• **PROBLEM DETAILS**
Report every line of the data where the string "Bestellingen" appears.

**** SUPPLIED MATERIAL

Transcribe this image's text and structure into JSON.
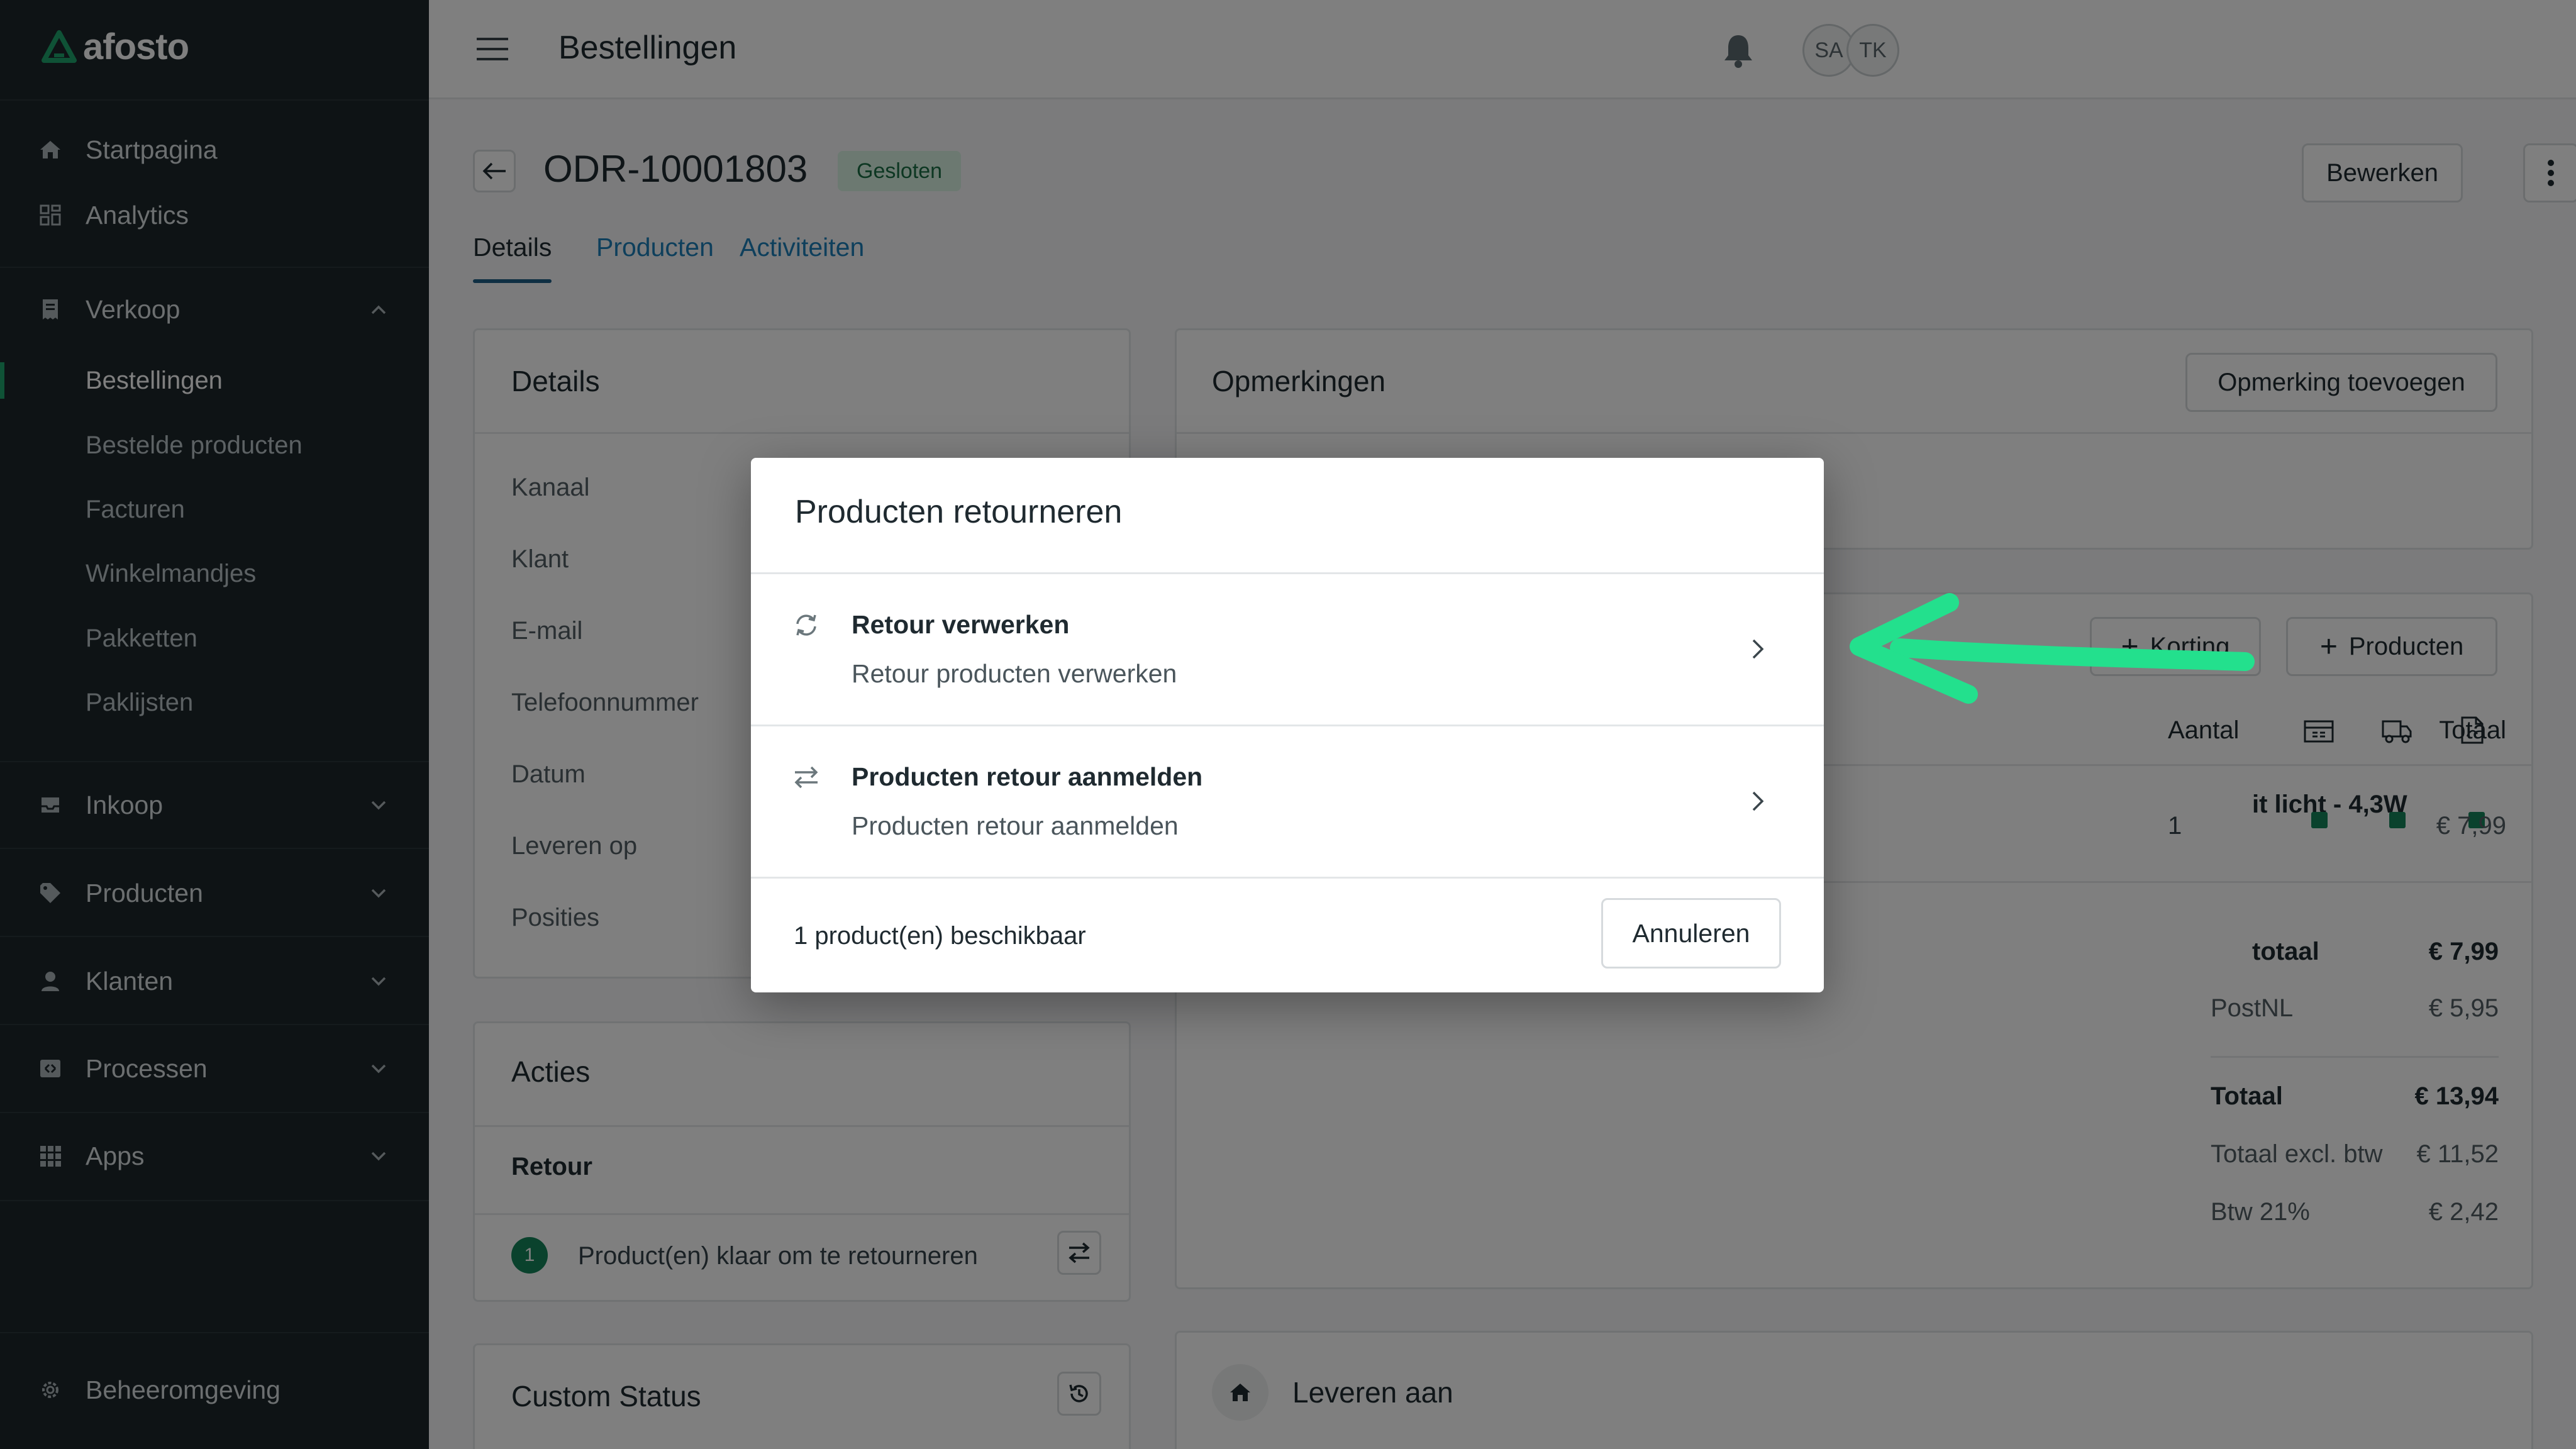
{
  "brand": {
    "name": "afosto",
    "accent": "#1fa56d",
    "sidebar_bg": "#1c262b"
  },
  "sidebar": {
    "top_items": [
      {
        "label": "Startpagina",
        "icon": "home-icon"
      },
      {
        "label": "Analytics",
        "icon": "grid-icon"
      }
    ],
    "sections": [
      {
        "label": "Verkoop",
        "icon": "receipt-icon",
        "expanded": true,
        "children": [
          "Bestellingen",
          "Bestelde producten",
          "Facturen",
          "Winkelmandjes",
          "Pakketten",
          "Paklijsten"
        ],
        "active_child": "Bestellingen"
      },
      {
        "label": "Inkoop",
        "icon": "inbox-icon",
        "expanded": false
      },
      {
        "label": "Producten",
        "icon": "tag-icon",
        "expanded": false
      },
      {
        "label": "Klanten",
        "icon": "user-icon",
        "expanded": false
      },
      {
        "label": "Processen",
        "icon": "process-icon",
        "expanded": false
      },
      {
        "label": "Apps",
        "icon": "apps-icon",
        "expanded": false
      }
    ],
    "footer_item": {
      "label": "Beheeromgeving",
      "icon": "gear-icon"
    }
  },
  "topbar": {
    "title": "Bestellingen",
    "avatars": [
      "SA",
      "TK"
    ]
  },
  "order": {
    "id": "ODR-10001803",
    "status": "Gesloten",
    "edit_label": "Bewerken",
    "tabs": [
      "Details",
      "Producten",
      "Activiteiten"
    ],
    "active_tab": "Details"
  },
  "details_card": {
    "title": "Details",
    "fields": [
      "Kanaal",
      "Klant",
      "E-mail",
      "Telefoonnummer",
      "Datum",
      "Leveren op",
      "Posities"
    ]
  },
  "acties_card": {
    "title": "Acties",
    "section": "Retour",
    "count": "1",
    "text": "Product(en) klaar om te retourneren"
  },
  "custom_status_card": {
    "title": "Custom Status"
  },
  "remarks_card": {
    "title": "Opmerkingen",
    "add_label": "Opmerking toevoegen"
  },
  "products_card": {
    "discount_label": "Korting",
    "add_products_label": "Producten",
    "col_quantity": "Aantal",
    "col_total": "Totaal",
    "row": {
      "name_fragment": "it licht - 4,3W",
      "quantity": "1",
      "total": "€ 7,99"
    },
    "summary": [
      {
        "label": "totaal",
        "value": "€ 7,99",
        "bold": true
      },
      {
        "label": "PostNL",
        "value": "€ 5,95",
        "bold": false
      },
      {
        "label": "Totaal",
        "value": "€ 13,94",
        "bold": true
      },
      {
        "label": "Totaal excl. btw",
        "value": "€ 11,52",
        "bold": false
      },
      {
        "label": "Btw 21%",
        "value": "€ 2,42",
        "bold": false
      }
    ]
  },
  "delivery_card": {
    "title": "Leveren aan"
  },
  "modal": {
    "title": "Producten retourneren",
    "options": [
      {
        "title": "Retour verwerken",
        "description": "Retour producten verwerken",
        "icon": "refresh-icon"
      },
      {
        "title": "Producten retour aanmelden",
        "description": "Producten retour aanmelden",
        "icon": "swap-icon"
      }
    ],
    "footer_text": "1 product(en) beschikbaar",
    "cancel_label": "Annuleren"
  },
  "annotation": {
    "arrow_color": "#23e08d"
  }
}
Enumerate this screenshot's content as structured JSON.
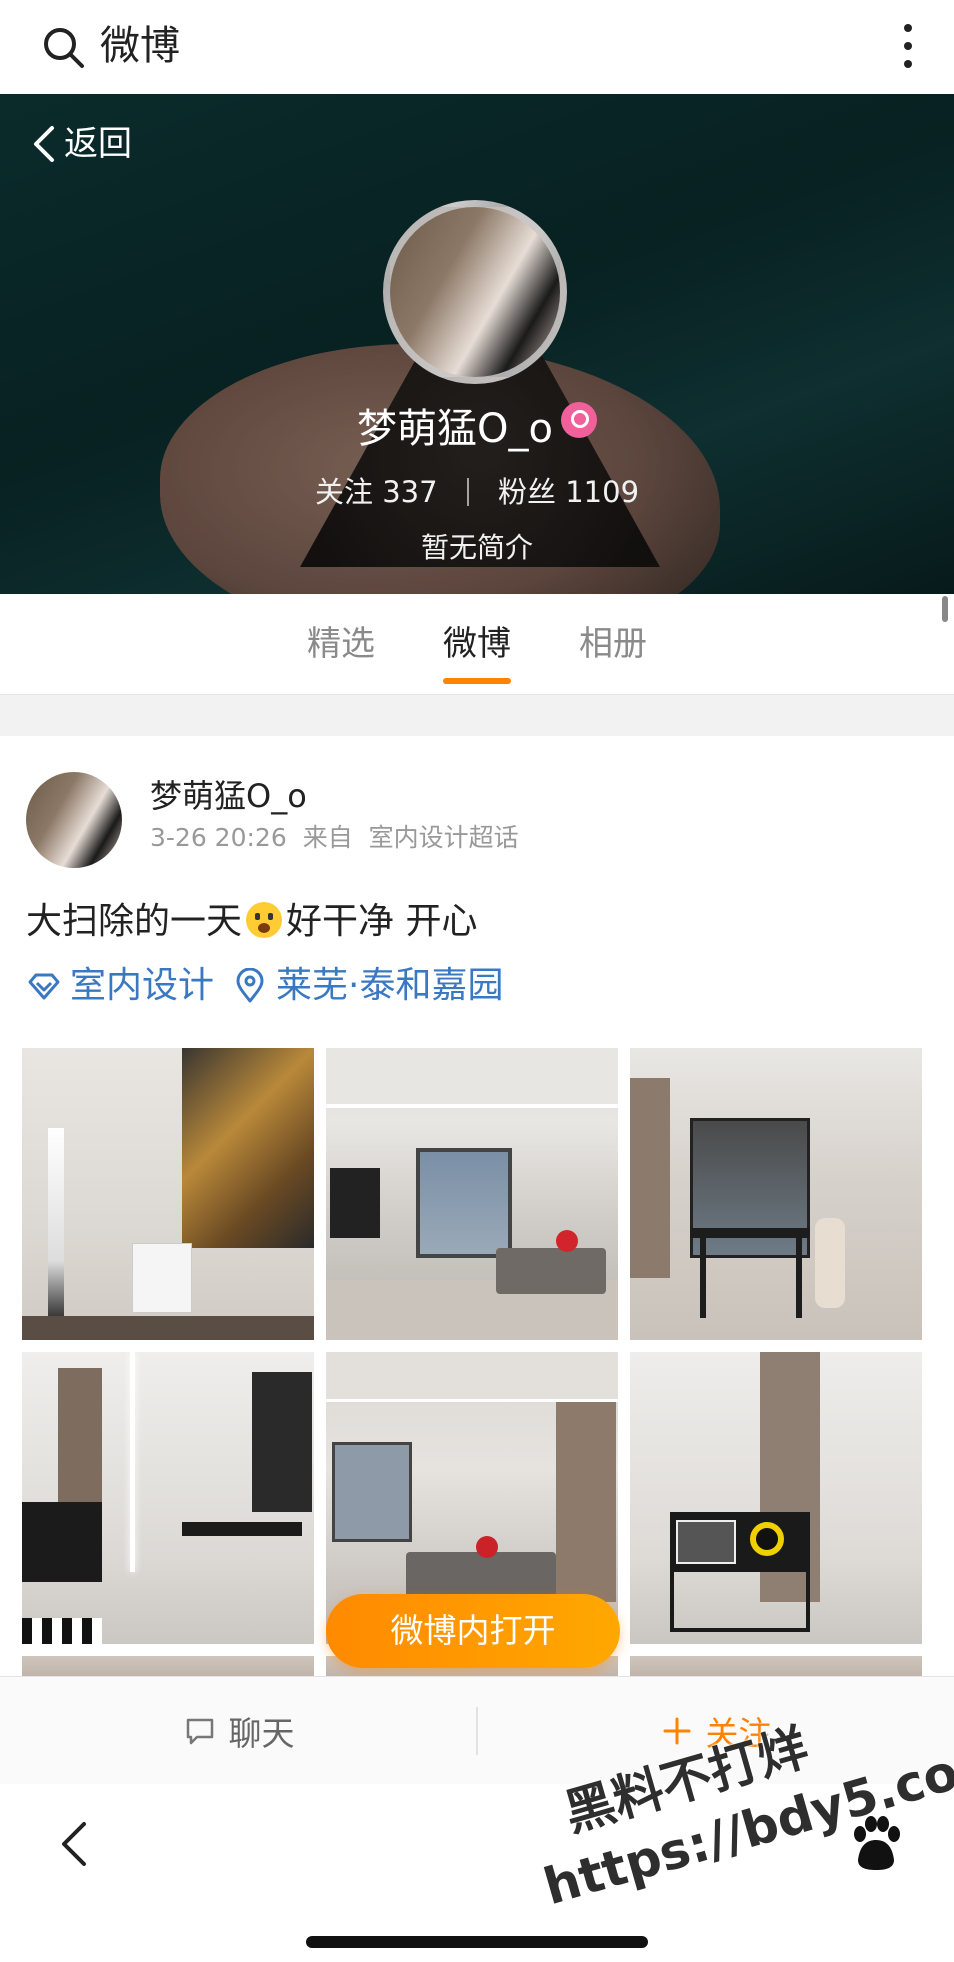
{
  "topbar": {
    "app_name": "微博"
  },
  "profile": {
    "back_label": "返回",
    "name": "梦萌猛O_o",
    "following_label": "关注",
    "following_count": "337",
    "followers_label": "粉丝",
    "followers_count": "1109",
    "bio": "暂无简介"
  },
  "tabs": [
    {
      "label": "精选",
      "active": false
    },
    {
      "label": "微博",
      "active": true
    },
    {
      "label": "相册",
      "active": false
    }
  ],
  "post": {
    "author": "梦萌猛O_o",
    "time": "3-26 20:26",
    "source_prefix": "来自",
    "source": "室内设计超话",
    "text_before": "大扫除的一天",
    "text_after": "好干净 开心",
    "emoji_icon": "scared-face-emoji",
    "topics": [
      {
        "icon": "diamond-icon",
        "label": "室内设计"
      },
      {
        "icon": "location-pin-icon",
        "label": "莱芜·泰和嘉园"
      }
    ],
    "photo_count": 9
  },
  "open_in_app_label": "微博内打开",
  "action_bar": {
    "chat_label": "聊天",
    "follow_label": "关注",
    "accent": "#ff8200"
  },
  "watermark": {
    "line1": "黑料不打烊",
    "line2": "https://bdy5.co"
  },
  "colors": {
    "accent_orange": "#ff8200",
    "link_blue": "#3a79c2",
    "badge_pink": "#f0609b"
  }
}
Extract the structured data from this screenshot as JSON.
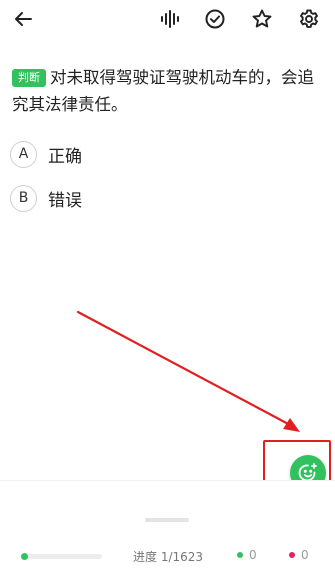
{
  "question": {
    "type_tag": "判断",
    "text": "对未取得驾驶证驾驶机动车的，会追究其法律责任。"
  },
  "options": [
    {
      "letter": "A",
      "text": "正确"
    },
    {
      "letter": "B",
      "text": "错误"
    }
  ],
  "progress": {
    "label": "进度 1/1623",
    "current": 1,
    "total": 1623
  },
  "stats": {
    "correct_count": "0",
    "wrong_count": "0"
  },
  "colors": {
    "accent_green": "#31c25f",
    "annotation_red": "#e02020",
    "wrong_red": "#e0245e"
  },
  "icons": {
    "back": "arrow-left-icon",
    "voice": "voice-wave-icon",
    "check": "check-circle-icon",
    "star": "star-icon",
    "settings": "gear-icon",
    "fab": "smile-sparkle-icon"
  }
}
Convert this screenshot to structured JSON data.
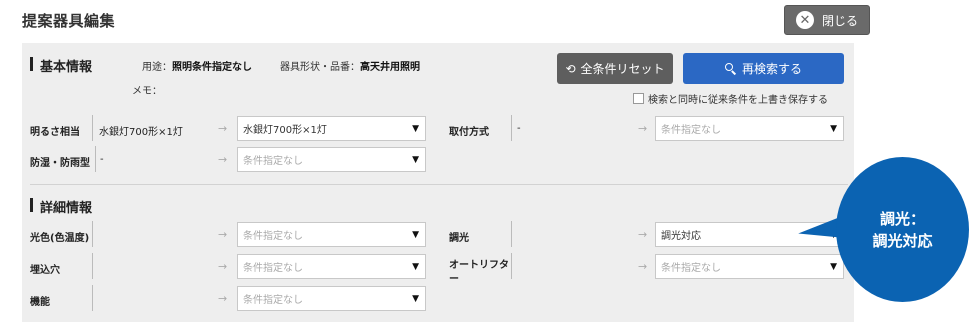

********

• **EXERCISE RESULT**
          "Bestellingen",
        "active_child": "Bestellingen"
    "title": "Bestellingen",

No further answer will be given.